When the string "name" occurs in a line of the records, show that line.

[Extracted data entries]
=-=-=-=-=
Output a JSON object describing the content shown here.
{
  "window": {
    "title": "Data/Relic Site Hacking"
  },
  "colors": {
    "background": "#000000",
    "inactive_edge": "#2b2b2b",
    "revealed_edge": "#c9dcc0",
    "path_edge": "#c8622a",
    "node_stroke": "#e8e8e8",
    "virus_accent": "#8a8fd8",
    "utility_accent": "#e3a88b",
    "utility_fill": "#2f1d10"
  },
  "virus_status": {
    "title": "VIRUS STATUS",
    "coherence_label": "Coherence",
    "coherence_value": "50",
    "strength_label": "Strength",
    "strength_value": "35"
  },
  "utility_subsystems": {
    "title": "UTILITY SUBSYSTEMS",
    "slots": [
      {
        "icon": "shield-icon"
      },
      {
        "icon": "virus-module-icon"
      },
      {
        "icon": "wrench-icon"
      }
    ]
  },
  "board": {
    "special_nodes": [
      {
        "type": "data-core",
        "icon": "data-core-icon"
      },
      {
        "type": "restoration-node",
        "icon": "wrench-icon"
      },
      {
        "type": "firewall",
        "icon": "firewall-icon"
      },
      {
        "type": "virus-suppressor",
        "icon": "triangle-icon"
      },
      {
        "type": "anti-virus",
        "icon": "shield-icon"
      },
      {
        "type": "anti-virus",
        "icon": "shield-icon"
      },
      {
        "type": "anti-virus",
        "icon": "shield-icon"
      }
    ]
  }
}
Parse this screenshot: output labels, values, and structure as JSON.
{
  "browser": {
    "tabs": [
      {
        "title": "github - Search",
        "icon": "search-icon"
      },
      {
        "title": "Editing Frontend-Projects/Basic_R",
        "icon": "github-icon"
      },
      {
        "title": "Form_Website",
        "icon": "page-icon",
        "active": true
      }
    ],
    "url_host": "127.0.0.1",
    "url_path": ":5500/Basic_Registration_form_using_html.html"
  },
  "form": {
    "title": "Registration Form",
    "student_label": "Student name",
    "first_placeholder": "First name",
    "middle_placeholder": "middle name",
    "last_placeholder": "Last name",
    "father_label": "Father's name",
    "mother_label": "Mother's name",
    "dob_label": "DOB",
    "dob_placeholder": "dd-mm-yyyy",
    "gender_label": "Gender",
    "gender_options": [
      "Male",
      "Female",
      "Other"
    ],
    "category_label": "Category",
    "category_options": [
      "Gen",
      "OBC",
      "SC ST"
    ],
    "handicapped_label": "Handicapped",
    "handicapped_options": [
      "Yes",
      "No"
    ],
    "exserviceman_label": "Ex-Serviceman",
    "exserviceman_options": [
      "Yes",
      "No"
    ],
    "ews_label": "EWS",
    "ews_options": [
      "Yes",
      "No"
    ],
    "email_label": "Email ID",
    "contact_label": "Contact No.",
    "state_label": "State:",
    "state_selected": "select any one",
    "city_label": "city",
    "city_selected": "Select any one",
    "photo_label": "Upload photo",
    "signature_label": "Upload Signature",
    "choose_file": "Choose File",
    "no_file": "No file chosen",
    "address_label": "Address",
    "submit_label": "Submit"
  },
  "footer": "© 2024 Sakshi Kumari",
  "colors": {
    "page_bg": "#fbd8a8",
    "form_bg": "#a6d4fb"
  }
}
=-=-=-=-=
• ANSWER TO THIS TASK
    "student_label": "Student name",
    "first_placeholder": "First name",
    "middle_placeholder": "middle name",
    "last_placeholder": "Last name",
    "father_label": "Father's name",
    "mother_label": "Mother's name",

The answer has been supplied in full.